Below are records; work out how many of their lines contain the word "rotate" and reply with the number only.

Stored data
※

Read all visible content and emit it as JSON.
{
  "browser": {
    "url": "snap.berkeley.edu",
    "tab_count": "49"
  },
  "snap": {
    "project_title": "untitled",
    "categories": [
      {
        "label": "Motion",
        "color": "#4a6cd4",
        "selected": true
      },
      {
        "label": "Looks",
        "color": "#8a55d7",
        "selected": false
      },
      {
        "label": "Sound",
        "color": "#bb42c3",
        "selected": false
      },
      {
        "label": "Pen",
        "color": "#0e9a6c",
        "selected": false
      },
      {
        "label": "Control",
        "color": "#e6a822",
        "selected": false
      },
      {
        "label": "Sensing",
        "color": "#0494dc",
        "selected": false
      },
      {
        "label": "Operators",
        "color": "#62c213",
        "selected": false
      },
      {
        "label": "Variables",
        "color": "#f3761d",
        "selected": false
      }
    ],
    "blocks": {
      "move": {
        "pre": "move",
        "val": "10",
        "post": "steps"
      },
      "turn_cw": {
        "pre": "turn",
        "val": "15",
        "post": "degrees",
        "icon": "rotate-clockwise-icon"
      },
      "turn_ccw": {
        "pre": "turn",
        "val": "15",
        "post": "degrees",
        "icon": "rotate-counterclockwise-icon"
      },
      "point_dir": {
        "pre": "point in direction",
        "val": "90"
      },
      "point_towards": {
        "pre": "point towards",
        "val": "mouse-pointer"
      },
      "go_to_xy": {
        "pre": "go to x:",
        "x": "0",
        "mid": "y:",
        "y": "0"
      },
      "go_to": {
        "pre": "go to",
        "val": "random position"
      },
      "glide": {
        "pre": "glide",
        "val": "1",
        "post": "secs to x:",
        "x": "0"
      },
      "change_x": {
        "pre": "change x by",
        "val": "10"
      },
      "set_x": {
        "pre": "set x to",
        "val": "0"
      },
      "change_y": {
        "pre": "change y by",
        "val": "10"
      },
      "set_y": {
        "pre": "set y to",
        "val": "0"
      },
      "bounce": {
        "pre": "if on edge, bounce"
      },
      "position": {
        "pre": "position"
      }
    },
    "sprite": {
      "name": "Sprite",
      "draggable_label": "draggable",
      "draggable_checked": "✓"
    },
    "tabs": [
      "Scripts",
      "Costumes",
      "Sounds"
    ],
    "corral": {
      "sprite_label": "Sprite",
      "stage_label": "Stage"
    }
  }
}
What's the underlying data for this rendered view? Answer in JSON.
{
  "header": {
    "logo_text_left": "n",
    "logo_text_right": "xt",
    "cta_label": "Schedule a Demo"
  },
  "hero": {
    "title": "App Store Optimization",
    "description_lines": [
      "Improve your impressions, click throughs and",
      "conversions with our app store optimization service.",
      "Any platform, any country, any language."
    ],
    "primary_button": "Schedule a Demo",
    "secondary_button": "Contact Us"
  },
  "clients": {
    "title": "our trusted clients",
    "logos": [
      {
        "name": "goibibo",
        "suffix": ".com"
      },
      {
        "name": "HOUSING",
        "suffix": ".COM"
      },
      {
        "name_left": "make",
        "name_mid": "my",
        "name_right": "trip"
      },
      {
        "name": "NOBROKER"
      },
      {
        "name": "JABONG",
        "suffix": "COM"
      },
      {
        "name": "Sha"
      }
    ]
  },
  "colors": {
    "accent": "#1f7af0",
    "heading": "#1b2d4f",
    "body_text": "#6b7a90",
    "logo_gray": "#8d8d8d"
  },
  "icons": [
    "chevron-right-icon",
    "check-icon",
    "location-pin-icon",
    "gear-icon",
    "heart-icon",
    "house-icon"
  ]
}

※

*EXERCISE ANSWER:* 2